Capital Score

Capital is a useful measurement of a credit union's financial fortitude. It acts as a bulwark against losses and provides protection for members when a credit union is struggling financially. When it comes to safety and soundness, more capital is better.

POWER CO-OP EMPLOYEES did better than the national average of 15.65 points on our test to measure capital adequacy, achieving a score of 26 out of a possible 30 points.

POWER CO-OP EMPLOYEES had a capitalization ratio of 26.00 percent in our test, better than the average for all credit unions, suggesting that it could be more resilient in a crisis than its peers.

Asset Quality Score

In this test, Bankrate tries to estimate the effect of problem assets, such as unpaid mortgages, on the credit union's capitalization and allocated loan loss reserves.

Having extensive holdings of these kinds of assets may eventually require a credit union to use capital to cover losses, shrinking its buffer of equity. It also means that there are likely to be many assets that are in non-accrual status and thus aren't earning money, resulting in depressed earnings and potentially more risk of a failure in the future.
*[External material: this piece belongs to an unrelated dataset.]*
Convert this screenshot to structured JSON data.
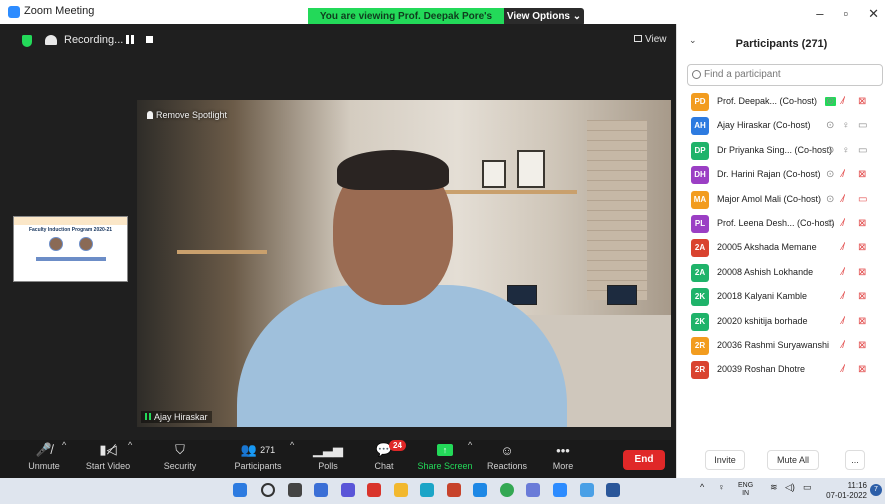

On Bankrate's asset quality test, POWER CO-OP EMPLOYEES scored 40 out of a possible 40 points, above the national average of 38.09 points.

POWER CO-OP EMPLOYEES's ratio of troubled assets was 0.00 percent in our test, less than the national average and suggestive of superior financial strength compared to other credit unions.

Earnings score

A credit union's profitability affects its safety and soundness. Earnings may be retained by the credit union, increasing its capital buffer, or be used to address problematic loans, potentially making the credit union more resilient in tough times. Losses, on the other hand, lessen a credit union's ability to do those things.

POWER CO-OP EMPLOYEES exceeded the national average on Bankrate's test of earnings, achieving a score of 20 out of a possible 30.

POWER CO-OP EMPLOYEES had an earnings ratio of 0.00 percent in our test, above the average for all credit unions, suggesting that it's beating its peers in this area.

WHAT IS SAFE & SOUND?

Bankrate.com's Safe & Sound Ratings provide a star rating system to evaluate the current financial status of financial institutions. The information gathered about banks, credit unions and thrifts is updated as set forth in the Terms of Use of Safe & Sound Ratings and Reports. The Safe & Sound Ratings information is grouped by categories of banks, thrifts and credit unions.

Scoring methodology

Bankrate.com evaluates the financial condition of institutions and assigns a one- to five-star rating for each with five stars representing the highest rating. Institutions with satisfactory performance will generally receive a rating of three or more stars. The majority of institutions fall into the three- to four-star range. An institution with an "NR" rating may be too new to rate or may have limited the publicly available information in their regulatory filings. The "NR" is not an indication of financial strength or weakness. The Safe & Sound rating is believed to be reliable, but the information is not guaranteed. In addition, events since the information was collected may have altered the institution's financial condition.